Roughcast render or ‘wet-dash’, or modern products which replicate its appearance, is the other most common walling finish. Roughcast render is used throughout the Lake District and its use as a wall finish is likely to be appropriate on a range of buildings, particularly where it is not possible to obtain stone to match nearby buildings.
Agricultural buildings, with the exception of farmhouses, were generally not traditionally rendered in the Lake District. This made a clear distinction between domestic and functional space. Unless evidence can be demonstrated on the building itself or through research, former agricultural buildings must not be rendered.
It will be necessary to demonstrate that the use of materials other than local slate, stone and roughcast render is appropriate.
Metal wall cladding (including zinc, copper, lead, stainless steel and aluminium) and timber wall cladding or composite cladding products which mimic the appearance of timber are only likely to be acceptable where used sparingly as part of a cohesive design solution and where the context of the site and character of the landscape means that its use would not compromise sense of place.
Large areas of glazing do not reinforce local distinctiveness or sense of place. Large areas of glazing can also result in light pollution which both national policy and the Local Plan seek to avoid. In sensitive landscape locations the extensive use of glazing is unlikely to be acceptable.
Hard and soft landscaping and boundary features including gates fences and walls must respect landscape character and sense of place and must be included in all proposals where wider landscaping, new or altered accesses or new or altered boundaries are proposed.
With a large or prominent development, including conversions to buildings in a sensitive area, the way the development interacts with the landscape beyond its boundaries can be equally as important as the appearance of the building itself. The entrance and boundary walls is the place where private space meets public and where the influence of your development on the landscape and can be felt most.
Stone boundary walls will normally be the most appropriate option. Stone used should reflect existing stone walls in the area in terms of type of stone and method of laying. Dressed stone is not normally used for boundary walls. Other boundary types such as native hedge planting will be considered where this is consistent with the other boundaries in the area.
Large entrances will rarely be appropriate in the context of small-scale vernacular buildings and in sensitive rural landscape locations.
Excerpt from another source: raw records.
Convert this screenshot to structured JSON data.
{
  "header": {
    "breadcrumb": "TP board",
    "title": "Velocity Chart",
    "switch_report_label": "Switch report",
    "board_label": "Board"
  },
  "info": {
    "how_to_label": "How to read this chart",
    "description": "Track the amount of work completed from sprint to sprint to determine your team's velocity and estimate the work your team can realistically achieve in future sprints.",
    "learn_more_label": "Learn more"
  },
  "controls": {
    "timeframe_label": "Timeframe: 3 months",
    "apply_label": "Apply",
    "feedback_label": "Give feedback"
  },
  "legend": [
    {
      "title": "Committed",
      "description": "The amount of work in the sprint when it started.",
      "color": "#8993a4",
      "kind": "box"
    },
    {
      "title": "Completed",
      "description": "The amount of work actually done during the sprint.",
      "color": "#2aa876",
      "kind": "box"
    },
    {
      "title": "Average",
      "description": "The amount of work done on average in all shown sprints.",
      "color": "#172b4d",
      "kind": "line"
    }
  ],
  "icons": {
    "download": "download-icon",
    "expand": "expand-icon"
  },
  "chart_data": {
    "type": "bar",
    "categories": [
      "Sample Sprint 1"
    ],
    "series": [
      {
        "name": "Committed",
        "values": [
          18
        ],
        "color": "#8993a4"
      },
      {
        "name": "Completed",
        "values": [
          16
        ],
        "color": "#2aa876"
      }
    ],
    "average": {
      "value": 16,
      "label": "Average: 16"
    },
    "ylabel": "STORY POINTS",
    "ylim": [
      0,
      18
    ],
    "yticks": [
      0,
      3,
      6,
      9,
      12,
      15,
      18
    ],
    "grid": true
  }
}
Hard landscaping should be kept to a minimum and must take cues from the surrounding area, subject to associated constraints such as drainage and durability. The choice of surface must harmonise with local character particularly in terms of colour.